- Degenerative Myelopathy – This is a spinal cord disorder which causes a loss of coordination in the back legs. Symptoms gradually become worse over time until dogs are unable to stand. The age at which dogs are affected the rate at which the disease progresses can vary. A genetic test is available.
- Eyelid Problems – Eyelid problems include: Entropion and ectropionwhere the eyelid rolls inwards or outwards respectively. Both conditions eventually lead to corneal problems. If left untreated, these can lead to sight problems. Treatment revolves around treating the secondary corneal problems with antibiotics and or artificial lubrication. If the problem is severe, surgery is often needed to correct it and prevent further damage to the eyes.
Exercise and Activity Levels
Bernese Mountain Dogs need around an hour to an hour and a half of walking a day, and some of this time should be spent off the lead. They are generally calm, but were bred as an outdoor dog so should be provided with sufficient exercise to keep them happy and prevent them becoming overweight. They do not tend to have great stamina but enjoy bursts of activity.
The Bernese Mountain Dog has a soft and silky, but at the same time dense, insulating coat that can shed heavily.

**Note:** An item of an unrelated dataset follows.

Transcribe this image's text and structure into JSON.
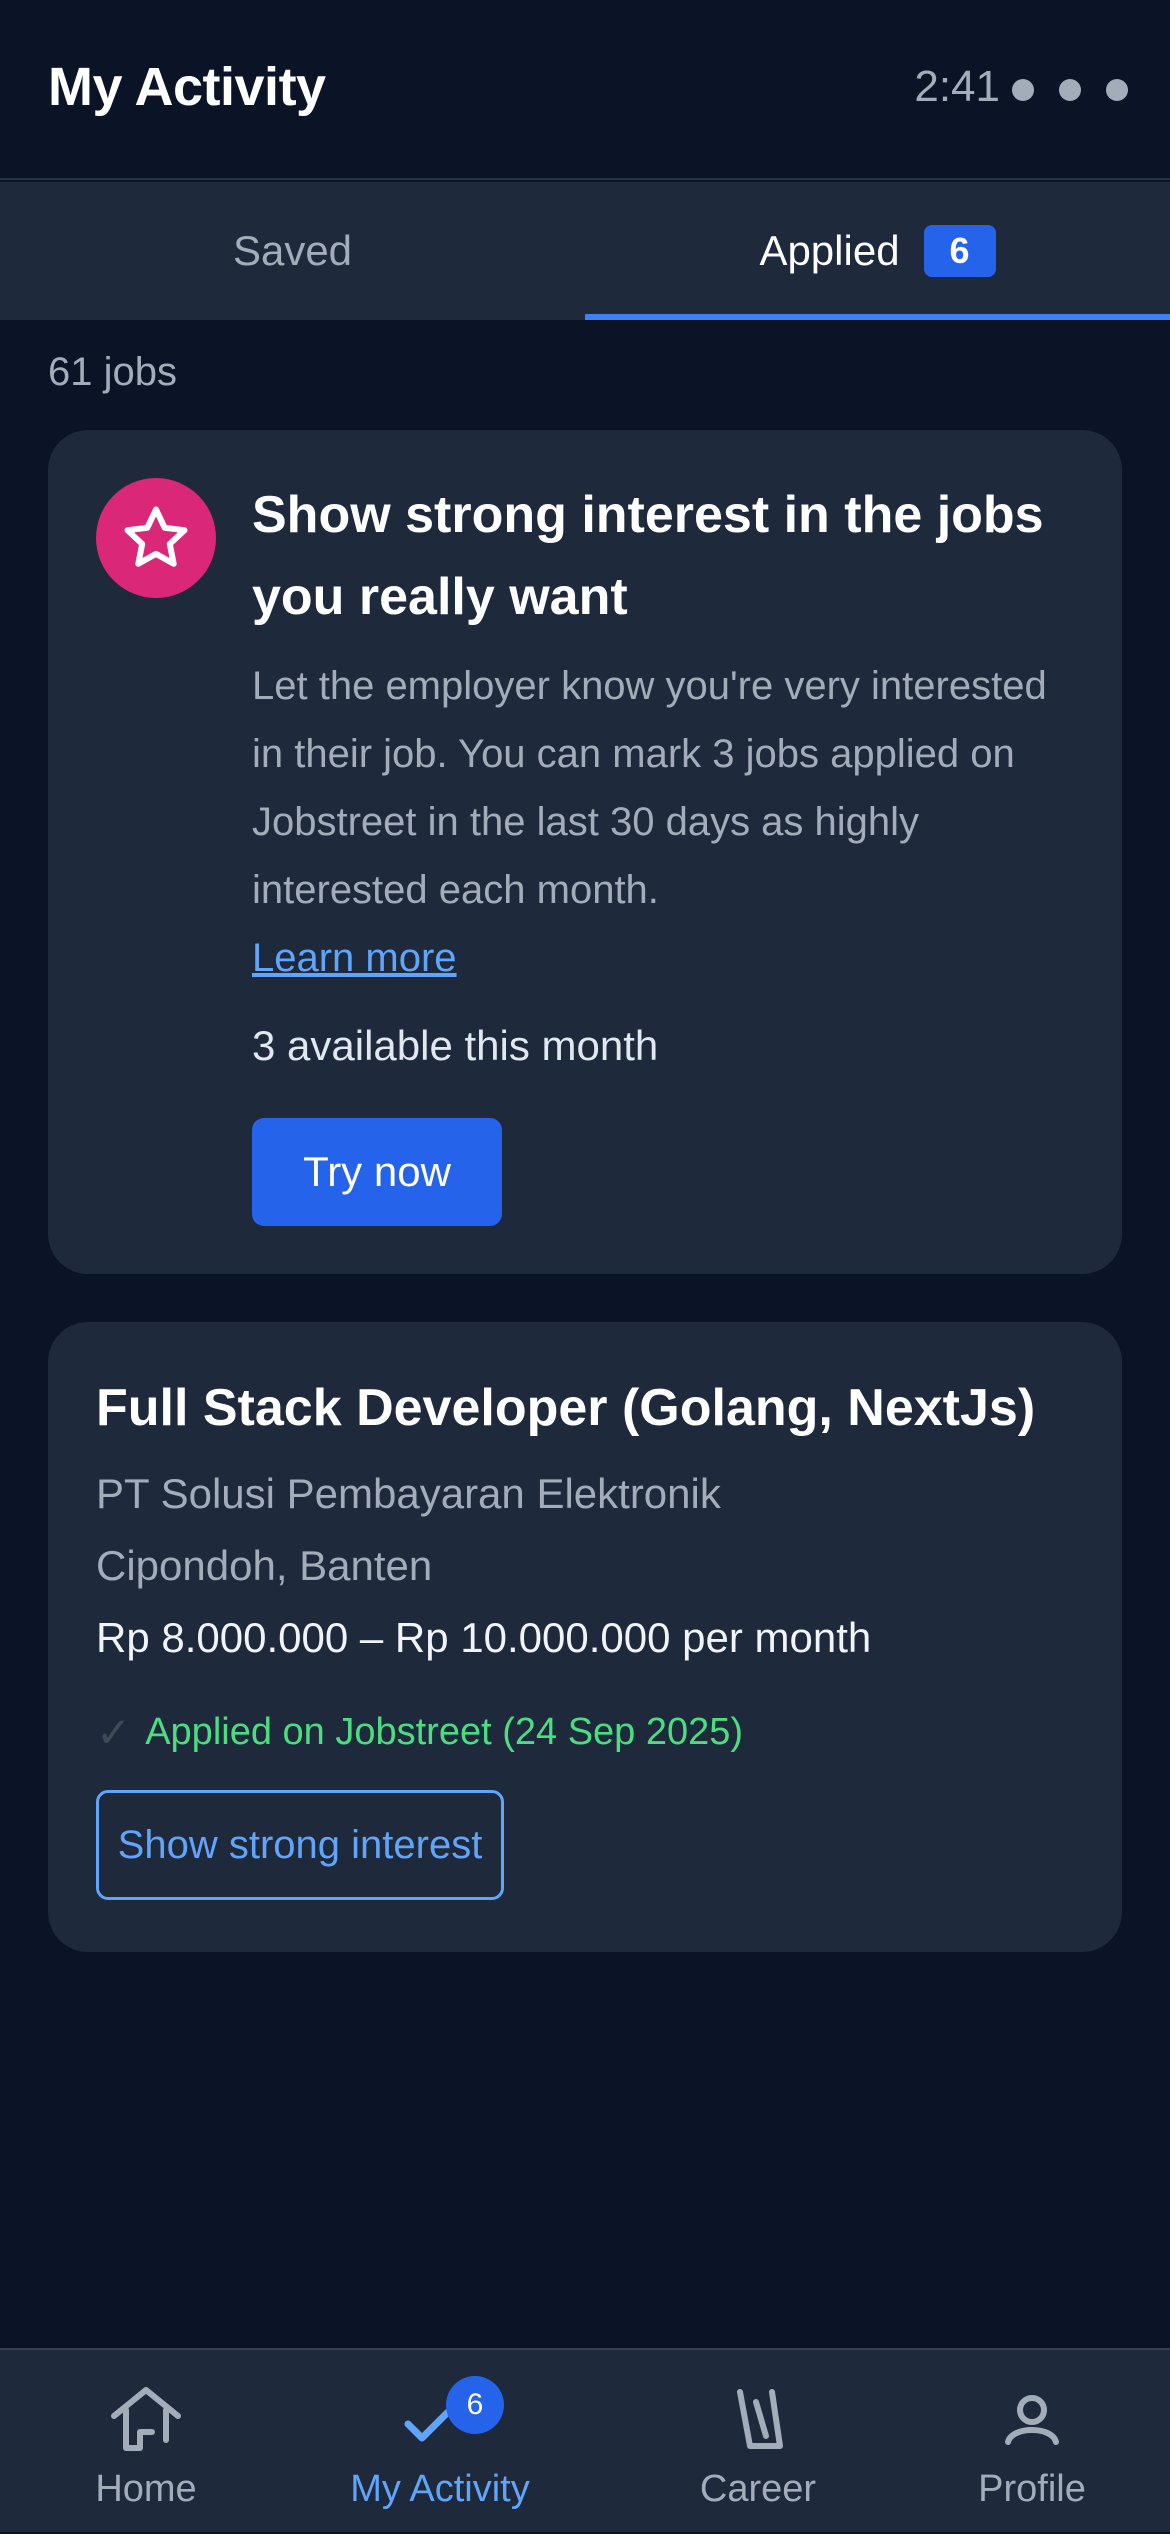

They do not need any specialist grooming and brushing a couple of times a week at home is enough to keep their coat in good condition. More regular brushing may be required when shedding is at its heaviest in spring and autumn. Some dogs may be prone to ear problems so it is advisable to check their ears regularly and seek veterinary advice if they appear irritated or dirty.
Famous Bernese Mountain Dogs
There are not many Bernese Mountain Dogs in popular culture, but a few examples include:
- Hannah from the children’s books A Beach Day for Hannah and A Snow Day for Hannah.
- Shep from the film Good Boy!
- Benson from the book a Boy Who Got A Bernese Mountain Dog.
- Hola from the book Bad Dog: A Love Story.
- Smelly and Harvey Milkbone from the television series The New Normal.
Some popular Bernese Mountain Dog cross-breeds include:
- Bernedoodle – Cross between a Bernese Mountain Dog and a Poodle
- Bernefie – Cross between a Bernese Mountain Dog and a Newfoundland
- Golden Mountain Dog – Cross between a Bernese Mountain Dog and a Golden Retriever
- Bordernese – Cross between a Bernese Mountain Dog and a Border Collie
- Labernese – Cross between a Bernese Mountain Dog and a Labrador Retriever
- Mountain Bulldog – Cross between a Bernese Mountain Dog and a Bulldog
- Saint Berner – Cross between a Bernese Mountain Dog and a Saint Bernard
- Mountain Mastiff – Cross between a Bernese Mountain Dog and a Mastiff